Sunday, January 15

Getting in more reviews for Heart's Home

And by and large, no one has said anything I disagree with, even when they've had some negative things to say. There were some parts of it that I wish I had done differently.

I also know that no one can please all of the people all of the time... which is why one of the comments I've gotten (a couple of times now) has... well, bothered is the wrong word. It's made me feel a bit confused.

When I was writing fanfiction more steadily and getting lots and lots of feedback from readers, one of the things that I heard a LOT of was "it's really annoying when you use the characters' names every other sentence. You need to come up with other identifiers. How about things like 'the other man', or 'the younger man' or 'the older man' or the 'blond'?"

Then I heard from my beta reader that she felt "the other man" was cold and distant. But the others were okay.

Now I'm hearing from readers: "I hate it when authors use 'the older man, the younger man, the blond, the Welshman, the lycan', etc.--really, I GET IT already! He's a lycan, older, younger, etc.  Why can't authors just use the characters' names?!"  Here's a link to the latest review (and please note that I "like" it, because I appreciate the reviewer's honesty...but it hurts that now other readers are being put off my book, even though I guess if they wouldn't like it, it's better that they didn't read it...

Anyway, to answer the question about why don't I just use the characters' names:  Because other readers told me not to.

Believe me, it is sooooo much easier to say Jim slapped Bob and then kissed Bob with naked, unabashed passion, than it is to say Jim slapped his French lycanthropic lover, then reached over and grabbed the back of his blond-haired head and kissed the daylights out of the younger man.
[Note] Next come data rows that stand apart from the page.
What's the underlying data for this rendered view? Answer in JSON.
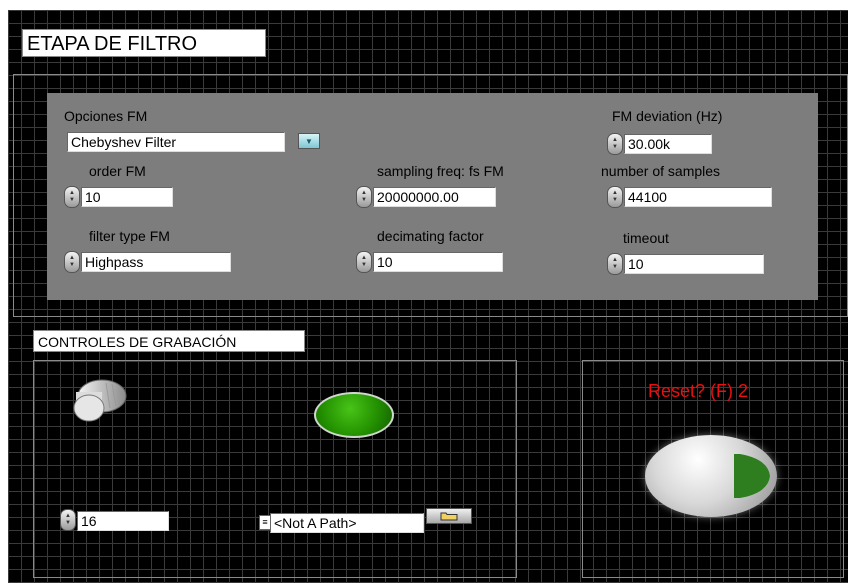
{
  "panel_title": "ETAPA DE FILTRO",
  "filter": {
    "opciones_label": "Opciones FM",
    "opciones_value": "Chebyshev Filter",
    "order_label": "order FM",
    "order_value": "10",
    "filter_type_label": "filter type FM",
    "filter_type_value": "Highpass",
    "sampling_label": "sampling freq: fs FM",
    "sampling_value": "20000000.00",
    "decimating_label": "decimating factor",
    "decimating_value": "10",
    "deviation_label": "FM deviation (Hz)",
    "deviation_value": "30.00k",
    "samples_label": "number of samples",
    "samples_value": "44100",
    "timeout_label": "timeout",
    "timeout_value": "10"
  },
  "recording": {
    "title": "CONTROLES DE GRABACIÓN",
    "numeric_value": "16",
    "path_value": "<Not A Path>"
  },
  "reset": {
    "label": "Reset? (F) 2"
  },
  "colors": {
    "panel_bg": "#000000",
    "cluster_bg": "#7d7d7d",
    "led_green": "#239000",
    "reset_label": "#e81010",
    "reset_arrow": "#2e7d1e"
  }
}
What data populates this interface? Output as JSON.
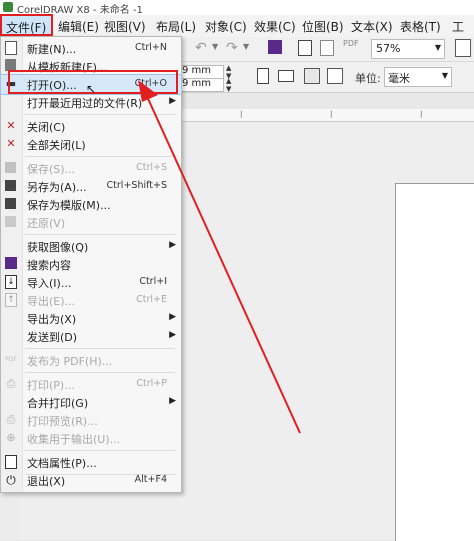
{
  "window": {
    "title": "CorelDRAW X8 - 未命名 -1"
  },
  "menubar": {
    "items": [
      "文件(F)",
      "编辑(E)",
      "视图(V)",
      "布局(L)",
      "对象(C)",
      "效果(C)",
      "位图(B)",
      "文本(X)",
      "表格(T)",
      "工"
    ]
  },
  "toolbar": {
    "zoom": "57%",
    "coord1": "9 mm",
    "coord2": "9 mm",
    "units_label": "单位:",
    "units_value": "毫米"
  },
  "file_menu": {
    "items": [
      {
        "label": "新建(N)...",
        "shortcut": "Ctrl+N",
        "icon": "new-doc-icon",
        "enabled": true
      },
      {
        "label": "从模板新建(F)...",
        "shortcut": "",
        "icon": "template-icon",
        "enabled": true
      },
      {
        "label": "打开(O)...",
        "shortcut": "Ctrl+O",
        "icon": "open-folder-icon",
        "enabled": true
      },
      {
        "label": "打开最近用过的文件(R)",
        "shortcut": "",
        "icon": "",
        "enabled": true,
        "submenu": true
      },
      {
        "label": "关闭(C)",
        "shortcut": "",
        "icon": "close-doc-icon",
        "enabled": true
      },
      {
        "label": "全部关闭(L)",
        "shortcut": "",
        "icon": "close-all-icon",
        "enabled": true
      },
      {
        "label": "保存(S)...",
        "shortcut": "Ctrl+S",
        "icon": "save-icon",
        "enabled": false
      },
      {
        "label": "另存为(A)...",
        "shortcut": "Ctrl+Shift+S",
        "icon": "save-as-icon",
        "enabled": true
      },
      {
        "label": "保存为模版(M)...",
        "shortcut": "",
        "icon": "save-template-icon",
        "enabled": true
      },
      {
        "label": "还原(V)",
        "shortcut": "",
        "icon": "revert-icon",
        "enabled": false
      },
      {
        "label": "获取图像(Q)",
        "shortcut": "",
        "icon": "",
        "enabled": true,
        "submenu": true
      },
      {
        "label": "搜索内容",
        "shortcut": "",
        "icon": "search-content-icon",
        "enabled": true
      },
      {
        "label": "导入(I)...",
        "shortcut": "Ctrl+I",
        "icon": "import-icon",
        "enabled": true
      },
      {
        "label": "导出(E)...",
        "shortcut": "Ctrl+E",
        "icon": "export-icon",
        "enabled": false
      },
      {
        "label": "导出为(X)",
        "shortcut": "",
        "icon": "",
        "enabled": true,
        "submenu": true
      },
      {
        "label": "发送到(D)",
        "shortcut": "",
        "icon": "",
        "enabled": true,
        "submenu": true
      },
      {
        "label": "发布为 PDF(H)...",
        "shortcut": "",
        "icon": "pdf-icon",
        "enabled": false
      },
      {
        "label": "打印(P)...",
        "shortcut": "Ctrl+P",
        "icon": "print-icon",
        "enabled": false
      },
      {
        "label": "合并打印(G)",
        "shortcut": "",
        "icon": "",
        "enabled": true,
        "submenu": true
      },
      {
        "label": "打印预览(R)...",
        "shortcut": "",
        "icon": "print-preview-icon",
        "enabled": false
      },
      {
        "label": "收集用于输出(U)...",
        "shortcut": "",
        "icon": "collect-icon",
        "enabled": false
      },
      {
        "label": "文档属性(P)...",
        "shortcut": "",
        "icon": "doc-properties-icon",
        "enabled": true
      },
      {
        "label": "退出(X)",
        "shortcut": "Alt+F4",
        "icon": "exit-icon",
        "enabled": true
      }
    ]
  },
  "annotation": {
    "color": "#e02020"
  },
  "colors": {
    "highlight": "#d6e8f8",
    "disabled_text": "#a9a9a9"
  }
}
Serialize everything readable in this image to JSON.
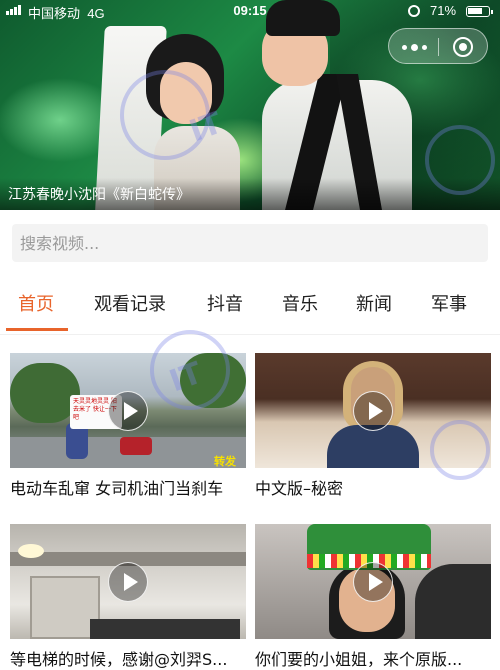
{
  "status_bar": {
    "carrier": "中国移动",
    "network": "4G",
    "time": "09:15",
    "battery": "71%"
  },
  "capsule": {
    "more_icon": "more-dots-icon",
    "close_icon": "close-target-icon"
  },
  "hero": {
    "caption": "江苏春晚小沈阳《新白蛇传》"
  },
  "search": {
    "placeholder": "搜索视频..."
  },
  "tabs": [
    {
      "label": "首页",
      "active": true
    },
    {
      "label": "观看记录",
      "active": false
    },
    {
      "label": "抖音",
      "active": false
    },
    {
      "label": "音乐",
      "active": false
    },
    {
      "label": "新闻",
      "active": false
    },
    {
      "label": "军事",
      "active": false
    }
  ],
  "colors": {
    "accent": "#e8642b",
    "search_bg": "#f3f3f3"
  },
  "videos": [
    {
      "title": "电动车乱窜 女司机油门当刹车",
      "sign_text": "天灵灵地灵灵 阳去米了 快让一下吧",
      "badge": "转发"
    },
    {
      "title": "中文版–秘密"
    },
    {
      "title": "等电梯的时候，感谢@刘羿S..."
    },
    {
      "title": "你们要的小姐姐，来个原版..."
    }
  ]
}
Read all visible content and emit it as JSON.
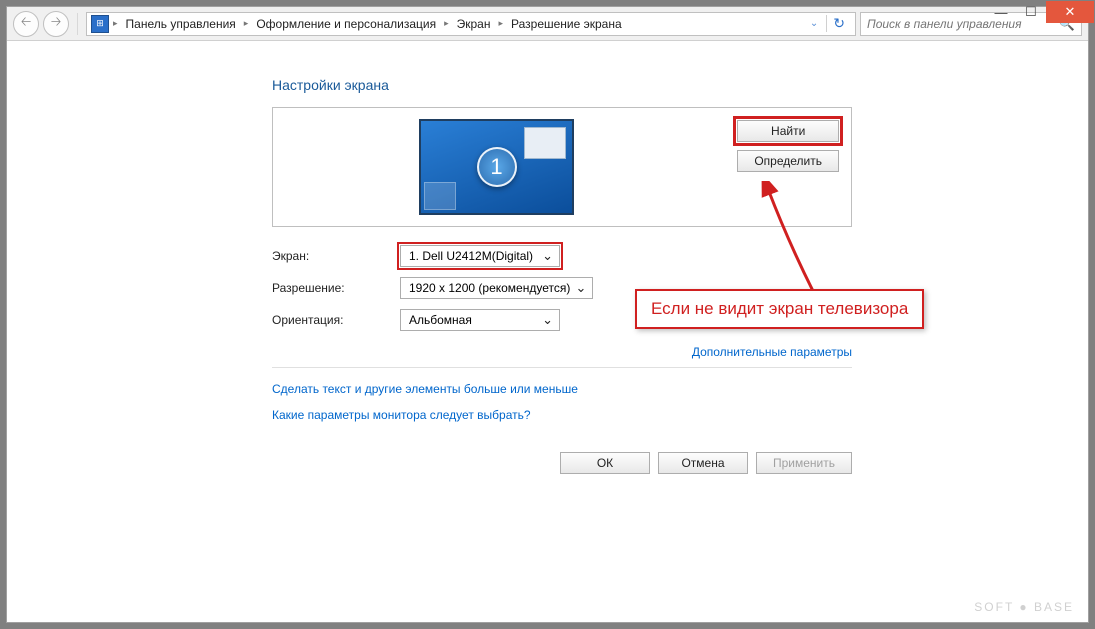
{
  "titlebar": {},
  "breadcrumb": {
    "items": [
      "Панель управления",
      "Оформление и персонализация",
      "Экран",
      "Разрешение экрана"
    ]
  },
  "search": {
    "placeholder": "Поиск в панели управления"
  },
  "page": {
    "title": "Настройки экрана"
  },
  "preview": {
    "monitor_number": "1",
    "find_button": "Найти",
    "detect_button": "Определить"
  },
  "form": {
    "display_label": "Экран:",
    "display_value": "1. Dell U2412M(Digital)",
    "resolution_label": "Разрешение:",
    "resolution_value": "1920 x 1200 (рекомендуется)",
    "orientation_label": "Ориентация:",
    "orientation_value": "Альбомная"
  },
  "links": {
    "advanced": "Дополнительные параметры",
    "bigger_text": "Сделать текст и другие элементы больше или меньше",
    "which_settings": "Какие параметры монитора следует выбрать?"
  },
  "buttons": {
    "ok": "ОК",
    "cancel": "Отмена",
    "apply": "Применить"
  },
  "callout": {
    "text": "Если не видит экран телевизора"
  },
  "watermark": "SOFT ● BASE"
}
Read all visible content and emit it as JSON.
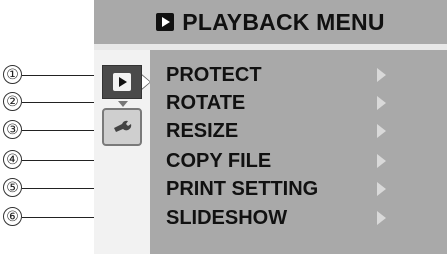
{
  "header": {
    "title": "PLAYBACK MENU"
  },
  "menu": {
    "items": [
      {
        "num": "1",
        "label": "PROTECT"
      },
      {
        "num": "2",
        "label": "ROTATE"
      },
      {
        "num": "3",
        "label": "RESIZE"
      },
      {
        "num": "4",
        "label": "COPY FILE"
      },
      {
        "num": "5",
        "label": "PRINT SETTING"
      },
      {
        "num": "6",
        "label": "SLIDESHOW"
      }
    ]
  },
  "colors": {
    "header_bg": "#a9a9a9",
    "menu_bg": "#a9a9a9",
    "left_col_bg": "#f2f2f2",
    "active_tab": "#4a4a4a",
    "arrow": "#d9d9d9"
  },
  "icons": {
    "title": "playback-icon",
    "tab_active": "playback-tab-icon",
    "tab_setup": "wrench-icon",
    "item_arrow": "chevron-right-icon"
  }
}
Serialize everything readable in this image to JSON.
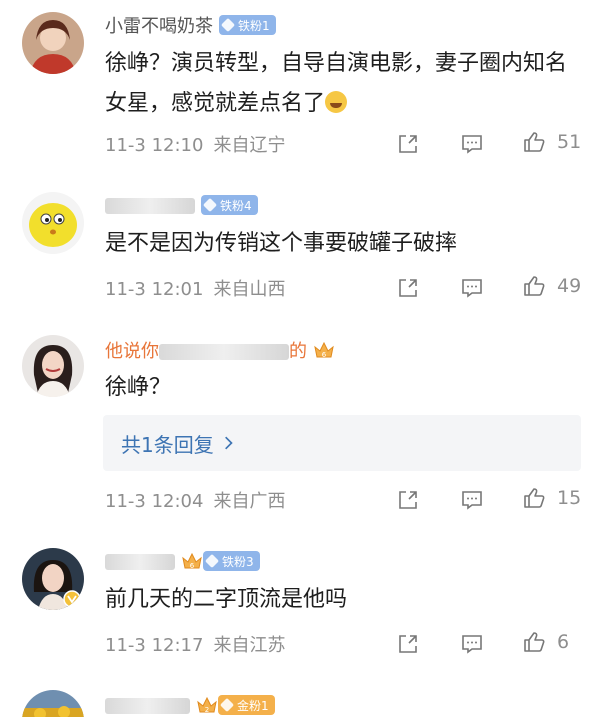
{
  "comments": [
    {
      "username": "小雷不喝奶茶",
      "badge": "铁粉1",
      "text": "徐峥？演员转型，自导自演电影，妻子圈内知名女星，感觉就差点名了",
      "time": "11-3 12:10",
      "location": "来自辽宁",
      "likes": "51"
    },
    {
      "username": "",
      "badge": "铁粉4",
      "text": "是不是因为传销这个事要破罐子破摔",
      "time": "11-3 12:01",
      "location": "来自山西",
      "likes": "49"
    },
    {
      "username_prefix": "他说你",
      "username_suffix": "的",
      "badge": "",
      "text": "徐峥？",
      "replies": "共1条回复",
      "time": "11-3 12:04",
      "location": "来自广西",
      "likes": "15"
    },
    {
      "username": "",
      "badge": "铁粉3",
      "text": "前几天的二字顶流是他吗",
      "time": "11-3 12:17",
      "location": "来自江苏",
      "likes": "6"
    },
    {
      "username": "",
      "badge": "金粉1"
    }
  ],
  "icons": {
    "share": "share-icon",
    "reply": "comment-icon",
    "like": "thumbs-up-icon",
    "chevron": "chevron-right-icon"
  },
  "colors": {
    "vip_name": "#e8763a",
    "link": "#3d74b3",
    "meta": "#8e8e8e",
    "iron_badge": "#8fb5ea",
    "gold_badge": "#f4b04a"
  }
}
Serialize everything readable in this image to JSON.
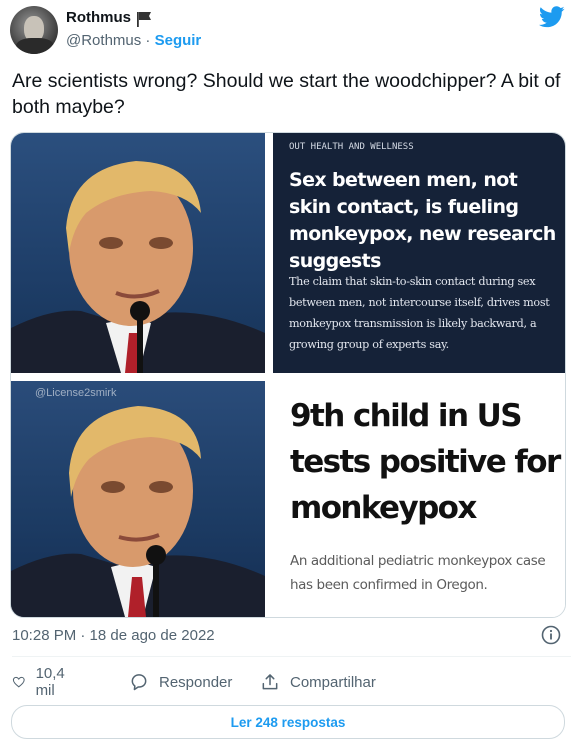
{
  "user": {
    "name": "Rothmus",
    "handle": "@Rothmus",
    "separator": "·",
    "follow_label": "Seguir"
  },
  "tweet": {
    "text": "Are scientists wrong? Should we start the woodchipper? A bit of both maybe?",
    "timestamp": "10:28 PM · 18 de ago de 2022"
  },
  "media": {
    "watermark": "@License2smirk",
    "article1": {
      "kicker": "OUT HEALTH AND WELLNESS",
      "headline": "Sex between men, not skin contact, is fueling monkeypox, new research suggests",
      "subhead": "The claim that skin-to-skin contact during sex between men, not intercourse itself, drives most monkeypox transmission is likely backward, a growing group of experts say."
    },
    "article2": {
      "headline": "9th child in US tests positive for monkeypox",
      "subhead": "An additional pediatric monkeypox case has been confirmed in Oregon."
    }
  },
  "actions": {
    "likes": "10,4 mil",
    "reply_label": "Responder",
    "share_label": "Compartilhar"
  },
  "read_replies_label": "Ler 248 respostas",
  "icons": {
    "flag": "black-flag-icon",
    "brand": "twitter-bird-icon",
    "info": "info-icon",
    "like": "heart-icon",
    "reply": "reply-bubble-icon",
    "share": "share-icon"
  },
  "colors": {
    "accent": "#1d9bf0",
    "secondary_text": "#536471",
    "article1_bg": "#152238"
  }
}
It requires a lot less creativity to just use their names. Honestly, I am not that I'm trying to beat readers over the head with the fact that Jim is older than Bob and that Bob is a French werewolf with a blond crew cut. I get it that readers are smart and that they don't forget these details. I'm just struggling to come up with better ways to indicate which he is he. (It becomes increasingly difficult when both characters are "red-blooded American males humans".)

It is a little difficult on the ego to take a "hit" for doing what others have told me is the "right" thing to do. Are fanfiction readers just more inclined to like alternatives to names than non-fanfic readers? (For all it's worth, not a single editor had a problem with older/younger/blonder/Frencher...well, they would probably have a problem with "Frencher".) Or is it just that my work is now coming into the hands of a broader audience?

The best thing (other than just getting back to writing and not worrying about it) might be to try and find some sort of middle ground. I really does bother me when someone who might otherwise enjoy something I've written isn't able to finish the book because of tags and identifies. I want everybody to love my stories! (Which I know isn't going to happen, but I'd hate for the only reason someone hated it was details that are within my comfort zone to change/fix).

As always, I welcome thoughts...


Jon said...

Simple but clear. That, I think is the only attribution rule that writers need to remember. Personal pronouns are not your enemy.
If we know that two people are alone in a room, and we know their names, why not say,
"Bob kissed him, and kissed him hard. He had to show him how he felt."
"Calvin was so overwhelmed he barely had time to react to him."
Use names or short cut attributions only when the reader might lose track of who is ravishing whom. In my humble, rarely-published opinion.

eleeri said...

I did not notice a problem with this in either your fanfiction or in Heart's Home. I think you should deal with identifiers in a way that suits you, you will never be able to please everyone. As long as it is clear and consistent, you should be fine.

P.S. I really do love Heart's Home and would be interested if you come up with a sequel. :-)